Failing to tie down or otherwise secure the mower the insured loaded into
Loading the mower onto the back of the trailer, creating a seesaw effect
and increasing the likelihood that the trailer would bounce of the truck.
Plaintiff argues that these negligent acts were completely independent of the operation,
use, or maintenance of the truck and trailer, occurred while the insured was in the
course of operating his business, and ultimately resulted in the trailer’s detachment
from the truck and the deaths of plaintiffs’ heirs.
The court agrees that the insured’s driving was not the sole cause the accident,
but the actions described above cannot be separated from the insured’s use of the truck
and trailer. See Newton, 887 P.2d at 1165. (“The negligence which occurred in this case
by hauling a water tank that had not been properly inspected or secured to the truck
bed does not exist independent of the ownership, maintenance, use, and loading and
unloading of the vehicle.”).
Unlike a claim of negligent hiring and retention or
supervision, the negligent acts that plaintiffs allege here are part and parcel of the
insured’s use of the truck and trailer. Cf. Marquis v. State Farm Fire & Cas. Co., 961 P.2d
1213, 1222 (Kan. 1998) (“The negligence alleged in this case is that of negligent
supervision, hiring, or retention, which is negligence separate and distinct from

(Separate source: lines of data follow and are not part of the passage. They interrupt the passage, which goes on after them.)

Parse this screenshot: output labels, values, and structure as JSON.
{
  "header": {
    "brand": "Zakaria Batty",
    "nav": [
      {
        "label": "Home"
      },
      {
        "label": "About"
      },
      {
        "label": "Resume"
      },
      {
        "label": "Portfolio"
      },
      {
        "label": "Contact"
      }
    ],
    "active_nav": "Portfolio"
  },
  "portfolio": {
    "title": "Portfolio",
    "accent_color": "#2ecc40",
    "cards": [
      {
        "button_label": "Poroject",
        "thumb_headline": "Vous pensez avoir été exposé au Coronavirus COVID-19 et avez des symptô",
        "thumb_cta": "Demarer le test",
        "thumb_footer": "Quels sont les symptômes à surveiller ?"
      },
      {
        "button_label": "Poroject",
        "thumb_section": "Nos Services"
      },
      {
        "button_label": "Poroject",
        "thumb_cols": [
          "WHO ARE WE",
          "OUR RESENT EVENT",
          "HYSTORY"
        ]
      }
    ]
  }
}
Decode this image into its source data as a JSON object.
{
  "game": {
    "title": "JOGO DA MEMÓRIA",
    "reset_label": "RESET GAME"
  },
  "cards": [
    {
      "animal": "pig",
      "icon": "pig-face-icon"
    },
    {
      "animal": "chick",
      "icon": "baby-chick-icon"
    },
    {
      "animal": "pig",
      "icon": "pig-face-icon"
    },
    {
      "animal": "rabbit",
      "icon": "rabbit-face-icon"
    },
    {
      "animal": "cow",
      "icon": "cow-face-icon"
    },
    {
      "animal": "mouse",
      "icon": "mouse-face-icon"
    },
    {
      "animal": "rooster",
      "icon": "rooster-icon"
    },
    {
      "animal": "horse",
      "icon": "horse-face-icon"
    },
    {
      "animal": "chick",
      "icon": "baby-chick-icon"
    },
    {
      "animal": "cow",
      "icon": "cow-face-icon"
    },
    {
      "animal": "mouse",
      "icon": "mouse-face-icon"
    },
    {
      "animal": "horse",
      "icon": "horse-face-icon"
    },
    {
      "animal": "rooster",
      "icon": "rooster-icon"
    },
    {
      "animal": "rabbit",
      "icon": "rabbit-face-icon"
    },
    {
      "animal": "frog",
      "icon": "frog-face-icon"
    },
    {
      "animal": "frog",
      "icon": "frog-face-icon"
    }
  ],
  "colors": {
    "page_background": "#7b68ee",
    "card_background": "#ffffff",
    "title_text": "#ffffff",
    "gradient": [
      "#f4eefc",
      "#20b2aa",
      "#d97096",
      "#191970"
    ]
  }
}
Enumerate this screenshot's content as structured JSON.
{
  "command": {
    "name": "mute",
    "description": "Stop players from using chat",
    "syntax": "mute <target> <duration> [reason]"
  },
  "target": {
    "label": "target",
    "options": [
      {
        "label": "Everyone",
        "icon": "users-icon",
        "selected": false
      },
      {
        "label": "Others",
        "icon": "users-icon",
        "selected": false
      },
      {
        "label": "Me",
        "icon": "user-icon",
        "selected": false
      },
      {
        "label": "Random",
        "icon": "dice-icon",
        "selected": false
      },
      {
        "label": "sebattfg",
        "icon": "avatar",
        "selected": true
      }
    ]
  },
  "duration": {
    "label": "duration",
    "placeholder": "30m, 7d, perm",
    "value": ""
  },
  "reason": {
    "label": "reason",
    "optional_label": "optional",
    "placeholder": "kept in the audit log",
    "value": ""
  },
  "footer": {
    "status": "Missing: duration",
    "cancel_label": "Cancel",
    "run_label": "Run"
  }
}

negligence of the driver whose action caused the injury . . . [the] focus is upon the
actions of someone other than the person whose negligence caused the injury.”).
Furthermore, the insured’s acts included loading and transporting a riding lawnmower;
thus, the mobile equipment exclusion also applies.
The automobile and mobile equipment exclusions are unambiguous, and the
court finds that they exclude coverage for the insured’s negligent acts.1 A reasonable
factfinder could not find that the exclusions were subject to a different meaning. See
Farm Bur. Mut. Ins. Co. v. Winters, 806 P.2d 993, 996 (Kan. 1991). (“[T]he test to
determine whether an insurance contract is ambiguous is not what the insurer intends
the language to mean, but what a reasonably prudent insured would understand the
Because the court finds that the automobile and mobile equipment exclusions preclude coverage, the court will not
address defendant’s claims that the “dovetail theory” and anti-stacking provision preclude coverage.
language to mean.”).
Therefore, defendant is entitled to summary judgment on
IT IS THEREFORE ORDERED this 17th day of July, 2017, that defendant’s
motion for summary judgment (Dkt. 25) is GRANTED.
IT IS FURTHER ORDERED that plaintiffs’ motion for summary judgment (Dkt.
27) is DENIED.
___s/ J. Thomas Marten______
J. THOMAS MARTEN, JUDGE
Disclaimer: Justia Dockets & Filings provides public litigation records from the federal appellate and district courts. These filings and docket sheets should not be considered findings of fact or liability, nor do they necessarily reflect the view of Justia.
Why Is My Information Online?